TASK REQUIREMENTS:
For each entry, repeat the text exactly and omit any picture it holds.

RECORDED DATA:

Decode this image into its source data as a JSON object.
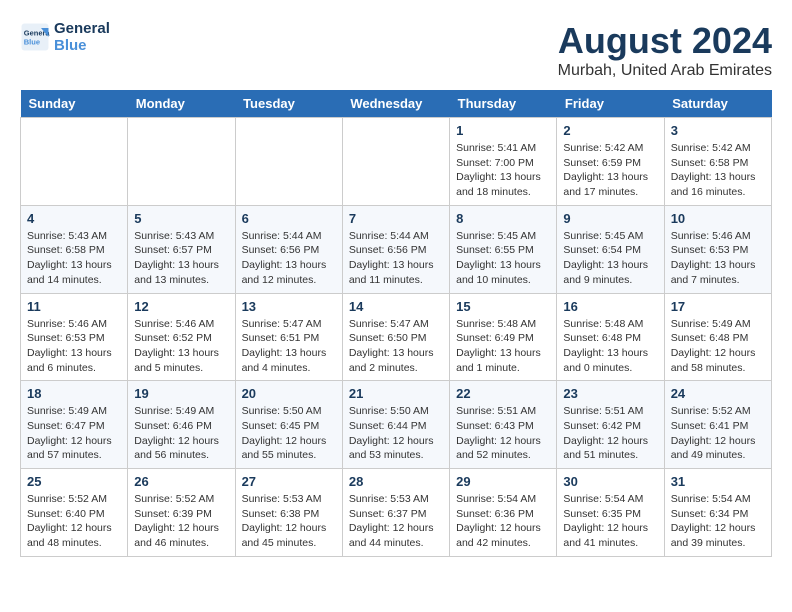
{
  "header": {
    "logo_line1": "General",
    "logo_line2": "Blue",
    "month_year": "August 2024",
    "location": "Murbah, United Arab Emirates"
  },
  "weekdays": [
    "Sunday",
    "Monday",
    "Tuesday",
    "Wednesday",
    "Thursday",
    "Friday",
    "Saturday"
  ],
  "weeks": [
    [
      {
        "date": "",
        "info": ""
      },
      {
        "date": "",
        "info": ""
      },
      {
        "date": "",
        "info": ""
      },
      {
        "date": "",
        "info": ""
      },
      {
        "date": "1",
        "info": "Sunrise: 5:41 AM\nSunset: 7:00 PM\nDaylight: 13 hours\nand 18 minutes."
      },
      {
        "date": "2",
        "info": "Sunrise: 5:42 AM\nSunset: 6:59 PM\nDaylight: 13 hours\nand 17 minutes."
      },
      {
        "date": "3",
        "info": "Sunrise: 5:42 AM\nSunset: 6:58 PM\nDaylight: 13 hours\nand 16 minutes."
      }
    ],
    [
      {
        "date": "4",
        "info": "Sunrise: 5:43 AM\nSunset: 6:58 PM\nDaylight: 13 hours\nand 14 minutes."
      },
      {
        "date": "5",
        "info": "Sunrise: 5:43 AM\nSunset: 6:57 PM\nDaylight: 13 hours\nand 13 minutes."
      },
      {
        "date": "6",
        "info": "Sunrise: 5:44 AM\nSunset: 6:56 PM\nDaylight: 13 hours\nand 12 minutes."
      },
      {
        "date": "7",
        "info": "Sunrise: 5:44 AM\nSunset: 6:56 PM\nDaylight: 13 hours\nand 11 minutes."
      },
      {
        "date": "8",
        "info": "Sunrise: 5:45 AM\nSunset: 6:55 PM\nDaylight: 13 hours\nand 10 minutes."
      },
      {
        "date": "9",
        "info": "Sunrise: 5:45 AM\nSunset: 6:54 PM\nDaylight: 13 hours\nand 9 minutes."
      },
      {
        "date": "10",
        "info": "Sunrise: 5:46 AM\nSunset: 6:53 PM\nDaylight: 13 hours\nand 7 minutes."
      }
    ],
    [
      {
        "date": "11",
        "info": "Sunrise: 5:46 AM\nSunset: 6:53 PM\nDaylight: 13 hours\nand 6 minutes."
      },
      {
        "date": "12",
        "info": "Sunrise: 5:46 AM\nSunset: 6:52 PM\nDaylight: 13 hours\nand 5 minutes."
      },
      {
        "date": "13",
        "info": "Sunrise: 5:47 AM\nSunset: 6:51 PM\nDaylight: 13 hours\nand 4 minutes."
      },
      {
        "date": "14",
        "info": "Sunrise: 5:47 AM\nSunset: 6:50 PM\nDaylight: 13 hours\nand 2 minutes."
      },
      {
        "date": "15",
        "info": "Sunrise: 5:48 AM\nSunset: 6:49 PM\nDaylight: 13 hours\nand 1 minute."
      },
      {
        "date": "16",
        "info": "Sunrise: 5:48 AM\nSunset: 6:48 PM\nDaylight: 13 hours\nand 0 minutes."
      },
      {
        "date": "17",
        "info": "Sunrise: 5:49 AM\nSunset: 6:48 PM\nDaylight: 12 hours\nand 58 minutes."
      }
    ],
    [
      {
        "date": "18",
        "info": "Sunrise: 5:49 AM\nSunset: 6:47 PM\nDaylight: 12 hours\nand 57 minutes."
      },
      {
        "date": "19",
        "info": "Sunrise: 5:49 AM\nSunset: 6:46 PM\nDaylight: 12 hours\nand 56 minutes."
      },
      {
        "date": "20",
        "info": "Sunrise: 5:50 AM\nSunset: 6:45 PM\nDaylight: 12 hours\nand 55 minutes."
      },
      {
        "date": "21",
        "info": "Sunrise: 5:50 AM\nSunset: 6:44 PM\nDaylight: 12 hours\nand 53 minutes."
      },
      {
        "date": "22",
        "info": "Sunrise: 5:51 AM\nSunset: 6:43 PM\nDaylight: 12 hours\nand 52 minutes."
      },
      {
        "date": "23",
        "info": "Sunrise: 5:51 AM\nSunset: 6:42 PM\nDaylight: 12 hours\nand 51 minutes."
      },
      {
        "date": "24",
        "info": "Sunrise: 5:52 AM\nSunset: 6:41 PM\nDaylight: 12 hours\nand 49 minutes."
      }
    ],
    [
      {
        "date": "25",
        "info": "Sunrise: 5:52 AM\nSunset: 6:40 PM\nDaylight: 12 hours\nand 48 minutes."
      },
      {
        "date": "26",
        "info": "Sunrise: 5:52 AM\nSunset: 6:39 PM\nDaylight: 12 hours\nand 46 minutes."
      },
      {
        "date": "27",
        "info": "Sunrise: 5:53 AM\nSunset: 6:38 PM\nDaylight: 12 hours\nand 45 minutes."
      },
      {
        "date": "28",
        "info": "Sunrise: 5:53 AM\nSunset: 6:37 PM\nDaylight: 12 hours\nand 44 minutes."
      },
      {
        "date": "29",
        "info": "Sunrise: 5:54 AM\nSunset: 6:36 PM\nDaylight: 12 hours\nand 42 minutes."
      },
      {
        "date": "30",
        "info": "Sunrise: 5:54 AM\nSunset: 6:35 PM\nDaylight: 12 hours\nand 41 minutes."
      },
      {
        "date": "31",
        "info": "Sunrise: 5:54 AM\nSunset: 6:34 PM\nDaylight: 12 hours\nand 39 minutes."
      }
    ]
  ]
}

EXPECTED OUTPUT:
Decode this image into its source data as a JSON object.
{
  "header": {
    "logo_line1": "General",
    "logo_line2": "Blue",
    "month_year": "August 2024",
    "location": "Murbah, United Arab Emirates"
  },
  "weekdays": [
    "Sunday",
    "Monday",
    "Tuesday",
    "Wednesday",
    "Thursday",
    "Friday",
    "Saturday"
  ],
  "weeks": [
    [
      {
        "date": "",
        "info": ""
      },
      {
        "date": "",
        "info": ""
      },
      {
        "date": "",
        "info": ""
      },
      {
        "date": "",
        "info": ""
      },
      {
        "date": "1",
        "info": "Sunrise: 5:41 AM\nSunset: 7:00 PM\nDaylight: 13 hours\nand 18 minutes."
      },
      {
        "date": "2",
        "info": "Sunrise: 5:42 AM\nSunset: 6:59 PM\nDaylight: 13 hours\nand 17 minutes."
      },
      {
        "date": "3",
        "info": "Sunrise: 5:42 AM\nSunset: 6:58 PM\nDaylight: 13 hours\nand 16 minutes."
      }
    ],
    [
      {
        "date": "4",
        "info": "Sunrise: 5:43 AM\nSunset: 6:58 PM\nDaylight: 13 hours\nand 14 minutes."
      },
      {
        "date": "5",
        "info": "Sunrise: 5:43 AM\nSunset: 6:57 PM\nDaylight: 13 hours\nand 13 minutes."
      },
      {
        "date": "6",
        "info": "Sunrise: 5:44 AM\nSunset: 6:56 PM\nDaylight: 13 hours\nand 12 minutes."
      },
      {
        "date": "7",
        "info": "Sunrise: 5:44 AM\nSunset: 6:56 PM\nDaylight: 13 hours\nand 11 minutes."
      },
      {
        "date": "8",
        "info": "Sunrise: 5:45 AM\nSunset: 6:55 PM\nDaylight: 13 hours\nand 10 minutes."
      },
      {
        "date": "9",
        "info": "Sunrise: 5:45 AM\nSunset: 6:54 PM\nDaylight: 13 hours\nand 9 minutes."
      },
      {
        "date": "10",
        "info": "Sunrise: 5:46 AM\nSunset: 6:53 PM\nDaylight: 13 hours\nand 7 minutes."
      }
    ],
    [
      {
        "date": "11",
        "info": "Sunrise: 5:46 AM\nSunset: 6:53 PM\nDaylight: 13 hours\nand 6 minutes."
      },
      {
        "date": "12",
        "info": "Sunrise: 5:46 AM\nSunset: 6:52 PM\nDaylight: 13 hours\nand 5 minutes."
      },
      {
        "date": "13",
        "info": "Sunrise: 5:47 AM\nSunset: 6:51 PM\nDaylight: 13 hours\nand 4 minutes."
      },
      {
        "date": "14",
        "info": "Sunrise: 5:47 AM\nSunset: 6:50 PM\nDaylight: 13 hours\nand 2 minutes."
      },
      {
        "date": "15",
        "info": "Sunrise: 5:48 AM\nSunset: 6:49 PM\nDaylight: 13 hours\nand 1 minute."
      },
      {
        "date": "16",
        "info": "Sunrise: 5:48 AM\nSunset: 6:48 PM\nDaylight: 13 hours\nand 0 minutes."
      },
      {
        "date": "17",
        "info": "Sunrise: 5:49 AM\nSunset: 6:48 PM\nDaylight: 12 hours\nand 58 minutes."
      }
    ],
    [
      {
        "date": "18",
        "info": "Sunrise: 5:49 AM\nSunset: 6:47 PM\nDaylight: 12 hours\nand 57 minutes."
      },
      {
        "date": "19",
        "info": "Sunrise: 5:49 AM\nSunset: 6:46 PM\nDaylight: 12 hours\nand 56 minutes."
      },
      {
        "date": "20",
        "info": "Sunrise: 5:50 AM\nSunset: 6:45 PM\nDaylight: 12 hours\nand 55 minutes."
      },
      {
        "date": "21",
        "info": "Sunrise: 5:50 AM\nSunset: 6:44 PM\nDaylight: 12 hours\nand 53 minutes."
      },
      {
        "date": "22",
        "info": "Sunrise: 5:51 AM\nSunset: 6:43 PM\nDaylight: 12 hours\nand 52 minutes."
      },
      {
        "date": "23",
        "info": "Sunrise: 5:51 AM\nSunset: 6:42 PM\nDaylight: 12 hours\nand 51 minutes."
      },
      {
        "date": "24",
        "info": "Sunrise: 5:52 AM\nSunset: 6:41 PM\nDaylight: 12 hours\nand 49 minutes."
      }
    ],
    [
      {
        "date": "25",
        "info": "Sunrise: 5:52 AM\nSunset: 6:40 PM\nDaylight: 12 hours\nand 48 minutes."
      },
      {
        "date": "26",
        "info": "Sunrise: 5:52 AM\nSunset: 6:39 PM\nDaylight: 12 hours\nand 46 minutes."
      },
      {
        "date": "27",
        "info": "Sunrise: 5:53 AM\nSunset: 6:38 PM\nDaylight: 12 hours\nand 45 minutes."
      },
      {
        "date": "28",
        "info": "Sunrise: 5:53 AM\nSunset: 6:37 PM\nDaylight: 12 hours\nand 44 minutes."
      },
      {
        "date": "29",
        "info": "Sunrise: 5:54 AM\nSunset: 6:36 PM\nDaylight: 12 hours\nand 42 minutes."
      },
      {
        "date": "30",
        "info": "Sunrise: 5:54 AM\nSunset: 6:35 PM\nDaylight: 12 hours\nand 41 minutes."
      },
      {
        "date": "31",
        "info": "Sunrise: 5:54 AM\nSunset: 6:34 PM\nDaylight: 12 hours\nand 39 minutes."
      }
    ]
  ]
}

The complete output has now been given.